The Restoring America’s Wire Act (RAWA) is a response to a policy shift by the Obama administration. In December 2011, the U.S. Department of Justice (DOJ) issued a letter reversing 21 years of policy regarding the scope of the Wire Act of 1961.
In the letter, Deputy Attorney General James Cole wrote, “[T]he Department’s Office of Legal Counsel has analyzed the scope of the Wire Act, 18 USC § 1084, and concluded that it is limited only to sports betting.”
The Act’s language itself explicitly refers to prohibiting “the placing of bets or wagers on any sporting event or contest” via “a wire communication facility.”
In addition to the Wire Act’s reference to outlawing sports betting, the bill’s sponsors specifically said the Wire Act was limited to sporting events.
In testimony in 1961, Sen. Estes Kefauver (D-TN) asked then-Assistant Attorney General Herbert J. Miller why the Wire Act was limited to sports betting, as opposed to all forms of betting.
“I can see that telephones would be used in sporting contests, and it is used quite substantially in the numbers games, too,” Kefauver said. “How about laying off bets by the use of telephones and laying off bets in big-time gambling? Does that not happen sometimes?”
Speaking of the proposed Wire Act, Miller replied, “This bill, of course, would not cover that because it is limited to sporting events or contests.”
Before DOJ’s 2011 return to the Wire Act’s roots, the federal government was using the law to ban forms of online gambling unrelated to sports.
The definitive, official shift in policy occurred in 2002, when acting Assistant Attorney General Michael Chertoff announced, “[T]he Department of Justice believes that federal law prohibits gambling over the Internet, including casino-style gambling.”
In 2007, U.S. Attorney for the Eastern District of Missouri Catherine Hanaway testified before Congress, saying, “The Department of Justice’s view is, and has been for some time, that all forms of Internet gambling, including sports wagering, casino games, and card games, are illegal [under the Wire Act.]”
By removing language limiting the Wire Act of 1961’s scope to sports gambling transactions occurring across state lines, RAWA would move the law away from its original intentions and back to Chertoff’s reinterpretation.
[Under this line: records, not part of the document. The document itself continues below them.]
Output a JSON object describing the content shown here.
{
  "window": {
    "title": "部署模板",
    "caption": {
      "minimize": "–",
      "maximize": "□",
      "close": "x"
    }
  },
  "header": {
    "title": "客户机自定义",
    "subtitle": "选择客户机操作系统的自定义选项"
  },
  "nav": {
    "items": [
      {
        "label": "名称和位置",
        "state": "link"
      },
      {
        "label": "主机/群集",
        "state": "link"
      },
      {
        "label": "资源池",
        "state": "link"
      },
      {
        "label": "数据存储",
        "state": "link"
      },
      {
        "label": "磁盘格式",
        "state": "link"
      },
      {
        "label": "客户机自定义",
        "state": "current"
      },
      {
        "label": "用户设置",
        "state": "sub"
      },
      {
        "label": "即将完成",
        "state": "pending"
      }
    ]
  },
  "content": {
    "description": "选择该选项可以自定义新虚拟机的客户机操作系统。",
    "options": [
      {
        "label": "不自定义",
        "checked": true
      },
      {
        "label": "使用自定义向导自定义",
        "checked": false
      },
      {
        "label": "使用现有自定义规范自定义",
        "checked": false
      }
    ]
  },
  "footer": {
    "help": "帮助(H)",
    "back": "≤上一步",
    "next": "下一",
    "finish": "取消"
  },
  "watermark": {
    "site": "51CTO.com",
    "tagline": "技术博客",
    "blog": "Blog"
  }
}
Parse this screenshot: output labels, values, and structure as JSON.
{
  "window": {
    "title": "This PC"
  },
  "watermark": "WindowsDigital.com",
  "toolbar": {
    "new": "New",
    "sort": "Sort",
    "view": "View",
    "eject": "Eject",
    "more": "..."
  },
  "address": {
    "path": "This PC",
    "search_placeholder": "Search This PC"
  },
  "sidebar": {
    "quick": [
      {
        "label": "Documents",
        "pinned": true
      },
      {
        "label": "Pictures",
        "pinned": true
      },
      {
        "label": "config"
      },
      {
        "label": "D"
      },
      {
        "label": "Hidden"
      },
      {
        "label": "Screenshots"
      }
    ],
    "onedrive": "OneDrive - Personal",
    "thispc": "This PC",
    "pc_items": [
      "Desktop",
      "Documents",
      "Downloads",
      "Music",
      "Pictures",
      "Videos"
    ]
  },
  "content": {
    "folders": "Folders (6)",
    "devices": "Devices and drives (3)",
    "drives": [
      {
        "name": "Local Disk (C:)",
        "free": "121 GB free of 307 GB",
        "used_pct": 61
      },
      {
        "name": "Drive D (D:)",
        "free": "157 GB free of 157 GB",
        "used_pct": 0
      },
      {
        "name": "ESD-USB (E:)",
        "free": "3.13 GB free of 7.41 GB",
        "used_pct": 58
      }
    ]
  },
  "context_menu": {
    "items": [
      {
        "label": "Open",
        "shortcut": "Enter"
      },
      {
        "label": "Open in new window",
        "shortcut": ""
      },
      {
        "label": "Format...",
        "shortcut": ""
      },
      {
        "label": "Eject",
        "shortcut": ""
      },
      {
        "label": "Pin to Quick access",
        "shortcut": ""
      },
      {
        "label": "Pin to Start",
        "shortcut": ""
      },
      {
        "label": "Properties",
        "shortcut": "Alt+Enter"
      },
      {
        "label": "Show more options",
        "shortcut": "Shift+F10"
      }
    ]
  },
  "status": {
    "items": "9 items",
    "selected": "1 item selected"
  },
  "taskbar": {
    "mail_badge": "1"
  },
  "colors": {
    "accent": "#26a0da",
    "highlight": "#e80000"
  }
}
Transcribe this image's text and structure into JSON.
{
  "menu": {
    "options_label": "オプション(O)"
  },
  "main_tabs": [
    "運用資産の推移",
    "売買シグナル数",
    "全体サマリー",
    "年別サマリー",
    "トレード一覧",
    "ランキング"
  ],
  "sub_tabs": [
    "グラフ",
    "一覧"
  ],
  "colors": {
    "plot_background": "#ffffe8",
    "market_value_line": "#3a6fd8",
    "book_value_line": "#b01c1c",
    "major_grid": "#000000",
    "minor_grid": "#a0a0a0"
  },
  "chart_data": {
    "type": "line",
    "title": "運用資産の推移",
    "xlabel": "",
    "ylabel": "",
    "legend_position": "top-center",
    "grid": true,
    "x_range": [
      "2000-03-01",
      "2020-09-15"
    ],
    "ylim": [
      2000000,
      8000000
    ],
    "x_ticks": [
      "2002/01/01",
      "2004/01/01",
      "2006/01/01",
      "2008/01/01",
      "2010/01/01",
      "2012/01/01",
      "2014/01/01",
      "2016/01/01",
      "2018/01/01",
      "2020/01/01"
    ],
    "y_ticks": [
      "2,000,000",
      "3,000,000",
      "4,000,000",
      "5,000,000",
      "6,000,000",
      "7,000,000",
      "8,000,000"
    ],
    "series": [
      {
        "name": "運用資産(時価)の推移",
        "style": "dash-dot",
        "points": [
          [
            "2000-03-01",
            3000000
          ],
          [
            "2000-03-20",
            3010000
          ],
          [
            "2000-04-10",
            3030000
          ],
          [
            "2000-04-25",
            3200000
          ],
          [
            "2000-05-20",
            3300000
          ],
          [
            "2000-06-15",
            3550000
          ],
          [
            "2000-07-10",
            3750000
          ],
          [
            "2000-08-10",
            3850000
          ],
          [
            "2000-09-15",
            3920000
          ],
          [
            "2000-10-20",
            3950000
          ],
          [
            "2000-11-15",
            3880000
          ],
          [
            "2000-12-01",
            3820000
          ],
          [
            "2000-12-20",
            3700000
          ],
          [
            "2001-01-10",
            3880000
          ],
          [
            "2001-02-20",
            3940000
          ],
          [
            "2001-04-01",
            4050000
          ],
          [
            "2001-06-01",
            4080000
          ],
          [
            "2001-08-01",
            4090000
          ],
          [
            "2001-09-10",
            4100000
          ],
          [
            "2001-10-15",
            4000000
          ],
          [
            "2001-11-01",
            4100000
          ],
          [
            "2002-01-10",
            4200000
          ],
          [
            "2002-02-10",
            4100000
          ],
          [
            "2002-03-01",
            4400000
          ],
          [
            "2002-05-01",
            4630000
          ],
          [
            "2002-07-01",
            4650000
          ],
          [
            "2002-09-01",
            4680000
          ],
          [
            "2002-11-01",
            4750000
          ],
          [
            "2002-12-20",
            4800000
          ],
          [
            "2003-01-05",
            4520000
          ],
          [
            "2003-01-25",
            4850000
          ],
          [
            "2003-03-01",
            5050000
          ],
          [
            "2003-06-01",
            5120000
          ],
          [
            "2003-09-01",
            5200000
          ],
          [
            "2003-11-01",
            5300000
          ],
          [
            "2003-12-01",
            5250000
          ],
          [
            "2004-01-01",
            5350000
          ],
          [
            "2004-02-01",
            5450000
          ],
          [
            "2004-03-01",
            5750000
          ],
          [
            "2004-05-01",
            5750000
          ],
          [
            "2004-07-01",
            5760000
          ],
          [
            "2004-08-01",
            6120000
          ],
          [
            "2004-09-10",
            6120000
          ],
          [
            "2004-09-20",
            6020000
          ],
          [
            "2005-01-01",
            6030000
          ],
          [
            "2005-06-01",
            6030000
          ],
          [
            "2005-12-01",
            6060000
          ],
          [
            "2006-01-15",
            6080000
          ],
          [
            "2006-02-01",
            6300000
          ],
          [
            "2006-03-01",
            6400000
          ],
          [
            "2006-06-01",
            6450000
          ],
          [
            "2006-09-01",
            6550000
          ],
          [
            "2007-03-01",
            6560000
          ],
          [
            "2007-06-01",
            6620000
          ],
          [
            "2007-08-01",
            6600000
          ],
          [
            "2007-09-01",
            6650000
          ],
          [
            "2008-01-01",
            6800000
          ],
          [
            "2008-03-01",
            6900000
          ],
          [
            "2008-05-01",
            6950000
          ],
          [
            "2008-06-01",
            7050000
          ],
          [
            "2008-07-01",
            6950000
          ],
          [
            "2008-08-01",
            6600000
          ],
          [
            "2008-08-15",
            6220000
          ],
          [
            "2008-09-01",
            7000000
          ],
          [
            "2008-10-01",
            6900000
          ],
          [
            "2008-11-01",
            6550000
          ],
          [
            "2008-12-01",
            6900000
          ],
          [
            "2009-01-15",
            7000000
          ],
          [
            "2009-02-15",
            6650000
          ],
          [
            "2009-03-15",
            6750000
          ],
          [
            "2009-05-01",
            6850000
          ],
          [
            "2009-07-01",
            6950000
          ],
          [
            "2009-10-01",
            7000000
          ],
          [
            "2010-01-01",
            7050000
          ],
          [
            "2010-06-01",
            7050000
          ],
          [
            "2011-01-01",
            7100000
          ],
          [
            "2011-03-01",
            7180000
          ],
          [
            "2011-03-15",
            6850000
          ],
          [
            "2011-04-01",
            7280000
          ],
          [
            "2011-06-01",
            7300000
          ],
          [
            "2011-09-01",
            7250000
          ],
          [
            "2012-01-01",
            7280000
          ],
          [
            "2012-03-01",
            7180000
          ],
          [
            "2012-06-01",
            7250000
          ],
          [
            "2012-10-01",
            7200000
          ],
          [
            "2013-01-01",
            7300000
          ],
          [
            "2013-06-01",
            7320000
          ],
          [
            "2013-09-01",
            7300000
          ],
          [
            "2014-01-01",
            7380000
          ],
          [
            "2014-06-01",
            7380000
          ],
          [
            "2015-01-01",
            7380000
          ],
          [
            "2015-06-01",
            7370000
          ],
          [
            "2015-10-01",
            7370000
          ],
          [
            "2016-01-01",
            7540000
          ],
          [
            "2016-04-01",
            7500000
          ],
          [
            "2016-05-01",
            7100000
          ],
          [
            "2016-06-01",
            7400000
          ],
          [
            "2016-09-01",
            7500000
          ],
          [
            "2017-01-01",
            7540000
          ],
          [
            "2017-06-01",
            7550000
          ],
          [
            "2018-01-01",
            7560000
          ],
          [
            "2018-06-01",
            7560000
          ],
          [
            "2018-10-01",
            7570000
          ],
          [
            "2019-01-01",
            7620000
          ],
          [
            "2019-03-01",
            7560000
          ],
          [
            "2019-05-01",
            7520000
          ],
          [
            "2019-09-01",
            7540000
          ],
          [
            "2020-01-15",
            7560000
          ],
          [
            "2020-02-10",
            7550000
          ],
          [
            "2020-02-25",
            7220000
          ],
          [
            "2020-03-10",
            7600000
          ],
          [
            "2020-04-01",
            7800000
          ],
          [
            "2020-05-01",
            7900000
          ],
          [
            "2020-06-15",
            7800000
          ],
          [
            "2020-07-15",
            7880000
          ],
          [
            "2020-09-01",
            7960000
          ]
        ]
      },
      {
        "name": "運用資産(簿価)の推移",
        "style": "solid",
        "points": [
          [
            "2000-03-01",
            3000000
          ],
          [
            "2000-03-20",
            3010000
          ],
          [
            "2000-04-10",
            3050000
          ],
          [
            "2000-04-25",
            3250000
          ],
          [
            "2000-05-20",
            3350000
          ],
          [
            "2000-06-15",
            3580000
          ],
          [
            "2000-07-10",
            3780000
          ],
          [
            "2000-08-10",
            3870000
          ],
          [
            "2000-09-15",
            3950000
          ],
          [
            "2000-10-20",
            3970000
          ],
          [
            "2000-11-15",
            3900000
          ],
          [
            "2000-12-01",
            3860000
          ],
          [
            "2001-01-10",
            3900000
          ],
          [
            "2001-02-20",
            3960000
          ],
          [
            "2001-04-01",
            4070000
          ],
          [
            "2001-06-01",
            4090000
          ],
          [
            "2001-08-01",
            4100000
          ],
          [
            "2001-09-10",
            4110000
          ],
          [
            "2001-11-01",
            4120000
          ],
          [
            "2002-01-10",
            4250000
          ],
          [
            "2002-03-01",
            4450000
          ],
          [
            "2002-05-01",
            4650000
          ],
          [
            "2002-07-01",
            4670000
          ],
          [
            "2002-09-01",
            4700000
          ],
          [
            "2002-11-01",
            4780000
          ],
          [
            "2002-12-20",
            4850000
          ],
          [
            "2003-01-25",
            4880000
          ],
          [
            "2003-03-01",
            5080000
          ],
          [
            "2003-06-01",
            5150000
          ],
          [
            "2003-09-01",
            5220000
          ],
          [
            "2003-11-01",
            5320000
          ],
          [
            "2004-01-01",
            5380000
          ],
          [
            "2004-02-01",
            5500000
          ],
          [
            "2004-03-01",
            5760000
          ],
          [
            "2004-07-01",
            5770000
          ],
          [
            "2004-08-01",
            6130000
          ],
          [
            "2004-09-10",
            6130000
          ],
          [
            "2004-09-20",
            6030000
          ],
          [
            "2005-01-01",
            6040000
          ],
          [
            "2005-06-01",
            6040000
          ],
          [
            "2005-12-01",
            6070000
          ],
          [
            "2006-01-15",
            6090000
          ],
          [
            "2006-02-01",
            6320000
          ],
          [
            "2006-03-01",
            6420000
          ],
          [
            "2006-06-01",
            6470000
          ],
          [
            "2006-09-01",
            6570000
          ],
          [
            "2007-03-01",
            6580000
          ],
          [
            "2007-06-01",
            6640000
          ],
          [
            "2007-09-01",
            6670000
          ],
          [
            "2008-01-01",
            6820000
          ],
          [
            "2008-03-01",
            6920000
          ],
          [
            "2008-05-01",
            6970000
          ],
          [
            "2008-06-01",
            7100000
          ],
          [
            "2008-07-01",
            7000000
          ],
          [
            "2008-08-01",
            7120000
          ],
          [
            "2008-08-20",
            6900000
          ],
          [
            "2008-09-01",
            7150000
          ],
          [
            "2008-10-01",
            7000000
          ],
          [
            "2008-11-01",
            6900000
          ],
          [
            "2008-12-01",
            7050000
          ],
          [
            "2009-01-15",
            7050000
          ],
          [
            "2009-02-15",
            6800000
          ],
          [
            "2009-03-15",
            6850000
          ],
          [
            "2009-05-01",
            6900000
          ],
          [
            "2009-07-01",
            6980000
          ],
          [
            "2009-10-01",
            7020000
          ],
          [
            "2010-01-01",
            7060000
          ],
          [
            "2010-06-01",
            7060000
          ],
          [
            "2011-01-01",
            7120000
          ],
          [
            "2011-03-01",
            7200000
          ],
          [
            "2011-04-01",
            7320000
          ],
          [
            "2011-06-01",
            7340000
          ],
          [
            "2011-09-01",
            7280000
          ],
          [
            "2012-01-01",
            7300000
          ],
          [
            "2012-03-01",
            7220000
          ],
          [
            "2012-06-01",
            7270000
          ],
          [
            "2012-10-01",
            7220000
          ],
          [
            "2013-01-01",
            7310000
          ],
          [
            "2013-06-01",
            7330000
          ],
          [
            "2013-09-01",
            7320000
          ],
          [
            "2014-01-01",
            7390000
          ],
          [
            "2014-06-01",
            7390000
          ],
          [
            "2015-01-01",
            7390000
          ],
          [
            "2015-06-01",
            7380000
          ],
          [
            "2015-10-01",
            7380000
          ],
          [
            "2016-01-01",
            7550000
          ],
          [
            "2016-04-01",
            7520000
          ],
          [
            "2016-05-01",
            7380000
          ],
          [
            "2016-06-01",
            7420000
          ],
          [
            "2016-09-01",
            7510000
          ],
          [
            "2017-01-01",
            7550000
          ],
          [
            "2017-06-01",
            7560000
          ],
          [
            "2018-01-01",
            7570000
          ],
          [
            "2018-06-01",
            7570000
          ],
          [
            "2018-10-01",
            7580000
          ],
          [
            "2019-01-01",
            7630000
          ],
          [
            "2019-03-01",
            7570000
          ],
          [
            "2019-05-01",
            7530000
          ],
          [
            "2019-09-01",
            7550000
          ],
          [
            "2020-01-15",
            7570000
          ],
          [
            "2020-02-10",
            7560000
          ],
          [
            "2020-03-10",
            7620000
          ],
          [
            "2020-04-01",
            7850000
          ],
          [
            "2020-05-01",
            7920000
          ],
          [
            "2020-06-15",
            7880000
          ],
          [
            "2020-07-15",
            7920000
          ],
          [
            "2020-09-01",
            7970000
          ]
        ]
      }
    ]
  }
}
Chaffetz’s bill would amend the Wire Act to prohibit “any transmission over the Internet carried interstate or in foreign commerce, incidentally or otherwise,” and it removes the clause specifically referring to sports events.
Instead of doubling down with RAWA, lawmakers should instead bet on interpreting the Wire Act in light of its origins and keep federal enforcement of gambling laws limited in scope.